* What is being asked: For every line below, restate it exactly and drop the images.

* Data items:
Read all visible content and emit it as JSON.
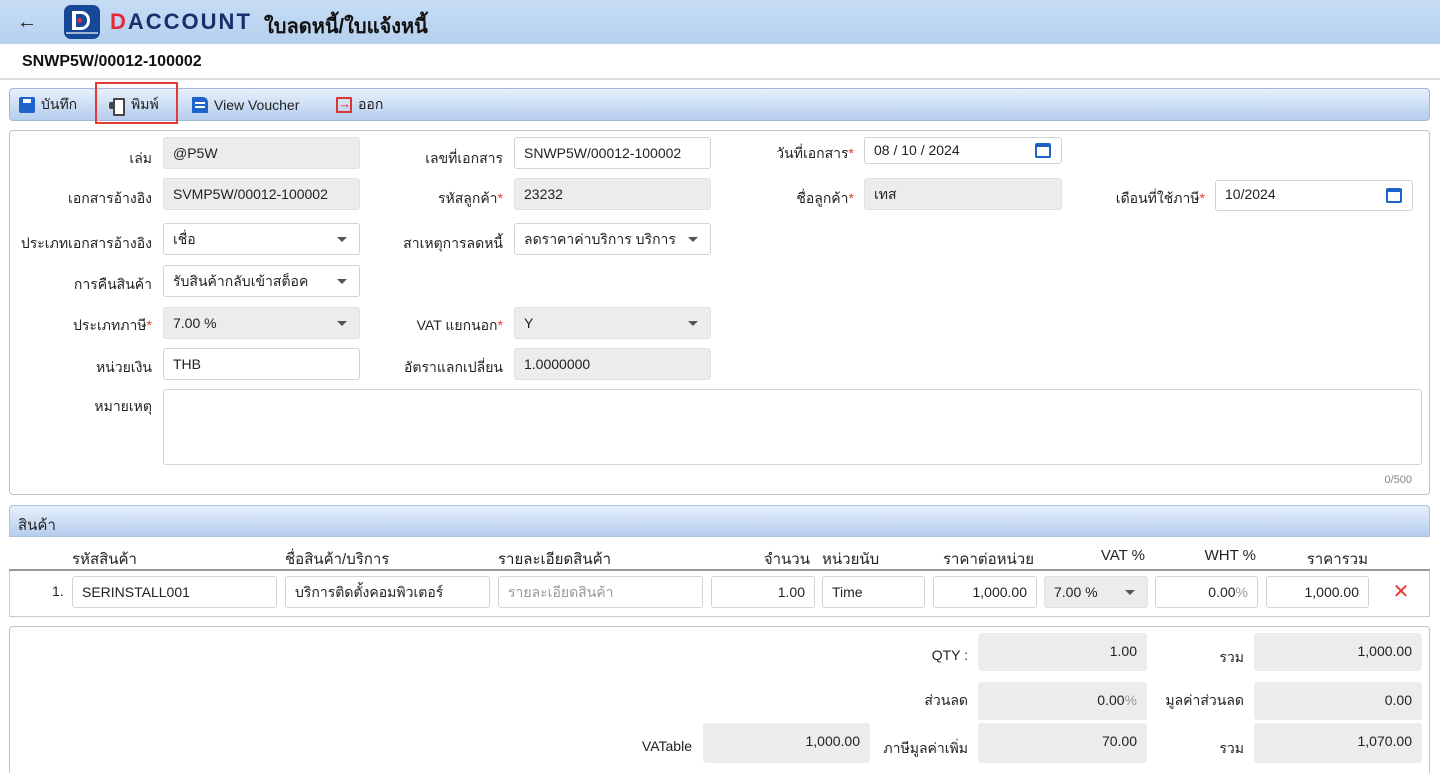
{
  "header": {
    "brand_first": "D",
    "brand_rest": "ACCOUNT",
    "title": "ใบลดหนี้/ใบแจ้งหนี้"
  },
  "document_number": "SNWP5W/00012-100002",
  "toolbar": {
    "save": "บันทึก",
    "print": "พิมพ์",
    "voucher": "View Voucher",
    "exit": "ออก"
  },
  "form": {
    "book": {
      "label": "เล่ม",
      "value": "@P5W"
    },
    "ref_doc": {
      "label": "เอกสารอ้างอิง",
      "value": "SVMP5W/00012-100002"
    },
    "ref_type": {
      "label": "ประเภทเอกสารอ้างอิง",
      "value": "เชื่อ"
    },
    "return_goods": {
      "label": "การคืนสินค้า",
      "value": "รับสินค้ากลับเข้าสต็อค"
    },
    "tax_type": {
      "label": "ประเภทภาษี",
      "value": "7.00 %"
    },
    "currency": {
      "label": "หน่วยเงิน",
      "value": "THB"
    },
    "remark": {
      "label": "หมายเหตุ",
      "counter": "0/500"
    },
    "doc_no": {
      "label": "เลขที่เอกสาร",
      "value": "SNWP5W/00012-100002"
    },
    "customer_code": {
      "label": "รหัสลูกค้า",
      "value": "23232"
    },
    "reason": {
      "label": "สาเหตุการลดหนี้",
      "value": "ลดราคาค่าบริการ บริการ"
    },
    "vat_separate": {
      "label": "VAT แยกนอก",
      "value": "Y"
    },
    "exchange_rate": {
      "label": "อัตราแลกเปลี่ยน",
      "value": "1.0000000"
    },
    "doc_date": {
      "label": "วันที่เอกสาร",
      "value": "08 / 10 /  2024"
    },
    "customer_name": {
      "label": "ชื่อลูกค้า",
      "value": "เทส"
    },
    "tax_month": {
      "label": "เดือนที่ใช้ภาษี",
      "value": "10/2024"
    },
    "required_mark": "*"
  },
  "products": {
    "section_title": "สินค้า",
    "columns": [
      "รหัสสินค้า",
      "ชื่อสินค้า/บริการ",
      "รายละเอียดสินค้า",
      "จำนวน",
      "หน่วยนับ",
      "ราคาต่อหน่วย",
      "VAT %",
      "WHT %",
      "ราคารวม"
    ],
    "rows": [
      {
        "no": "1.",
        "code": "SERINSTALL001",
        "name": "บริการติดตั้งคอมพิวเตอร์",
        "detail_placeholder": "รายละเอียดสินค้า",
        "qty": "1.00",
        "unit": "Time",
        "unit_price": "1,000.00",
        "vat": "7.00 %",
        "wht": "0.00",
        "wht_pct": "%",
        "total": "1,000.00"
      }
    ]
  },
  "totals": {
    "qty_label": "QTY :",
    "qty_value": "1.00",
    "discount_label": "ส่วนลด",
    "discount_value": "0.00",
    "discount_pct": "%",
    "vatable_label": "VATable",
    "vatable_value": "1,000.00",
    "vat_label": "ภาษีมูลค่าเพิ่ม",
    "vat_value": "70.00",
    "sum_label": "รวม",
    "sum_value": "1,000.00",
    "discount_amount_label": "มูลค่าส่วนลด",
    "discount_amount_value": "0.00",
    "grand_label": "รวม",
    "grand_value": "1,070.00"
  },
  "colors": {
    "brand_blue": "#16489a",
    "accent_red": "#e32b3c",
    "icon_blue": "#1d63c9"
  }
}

* Answer for this exercise:
Read all visible content and emit it as JSON.
{
  "header": {
    "brand_first": "D",
    "brand_rest": "ACCOUNT",
    "title": "ใบลดหนี้/ใบแจ้งหนี้"
  },
  "document_number": "SNWP5W/00012-100002",
  "toolbar": {
    "save": "บันทึก",
    "print": "พิมพ์",
    "voucher": "View Voucher",
    "exit": "ออก"
  },
  "form": {
    "book": {
      "label": "เล่ม",
      "value": "@P5W"
    },
    "ref_doc": {
      "label": "เอกสารอ้างอิง",
      "value": "SVMP5W/00012-100002"
    },
    "ref_type": {
      "label": "ประเภทเอกสารอ้างอิง",
      "value": "เชื่อ"
    },
    "return_goods": {
      "label": "การคืนสินค้า",
      "value": "รับสินค้ากลับเข้าสต็อค"
    },
    "tax_type": {
      "label": "ประเภทภาษี",
      "value": "7.00 %"
    },
    "currency": {
      "label": "หน่วยเงิน",
      "value": "THB"
    },
    "remark": {
      "label": "หมายเหตุ",
      "counter": "0/500"
    },
    "doc_no": {
      "label": "เลขที่เอกสาร",
      "value": "SNWP5W/00012-100002"
    },
    "customer_code": {
      "label": "รหัสลูกค้า",
      "value": "23232"
    },
    "reason": {
      "label": "สาเหตุการลดหนี้",
      "value": "ลดราคาค่าบริการ บริการ"
    },
    "vat_separate": {
      "label": "VAT แยกนอก",
      "value": "Y"
    },
    "exchange_rate": {
      "label": "อัตราแลกเปลี่ยน",
      "value": "1.0000000"
    },
    "doc_date": {
      "label": "วันที่เอกสาร",
      "value": "08 / 10 /  2024"
    },
    "customer_name": {
      "label": "ชื่อลูกค้า",
      "value": "เทส"
    },
    "tax_month": {
      "label": "เดือนที่ใช้ภาษี",
      "value": "10/2024"
    },
    "required_mark": "*"
  },
  "products": {
    "section_title": "สินค้า",
    "columns": [
      "รหัสสินค้า",
      "ชื่อสินค้า/บริการ",
      "รายละเอียดสินค้า",
      "จำนวน",
      "หน่วยนับ",
      "ราคาต่อหน่วย",
      "VAT %",
      "WHT %",
      "ราคารวม"
    ],
    "rows": [
      {
        "no": "1.",
        "code": "SERINSTALL001",
        "name": "บริการติดตั้งคอมพิวเตอร์",
        "detail_placeholder": "รายละเอียดสินค้า",
        "qty": "1.00",
        "unit": "Time",
        "unit_price": "1,000.00",
        "vat": "7.00 %",
        "wht": "0.00",
        "wht_pct": "%",
        "total": "1,000.00"
      }
    ]
  },
  "totals": {
    "qty_label": "QTY :",
    "qty_value": "1.00",
    "discount_label": "ส่วนลด",
    "discount_value": "0.00",
    "discount_pct": "%",
    "vatable_label": "VATable",
    "vatable_value": "1,000.00",
    "vat_label": "ภาษีมูลค่าเพิ่ม",
    "vat_value": "70.00",
    "sum_label": "รวม",
    "sum_value": "1,000.00",
    "discount_amount_label": "มูลค่าส่วนลด",
    "discount_amount_value": "0.00",
    "grand_label": "รวม",
    "grand_value": "1,070.00"
  },
  "colors": {
    "brand_blue": "#16489a",
    "accent_red": "#e32b3c",
    "icon_blue": "#1d63c9"
  }
}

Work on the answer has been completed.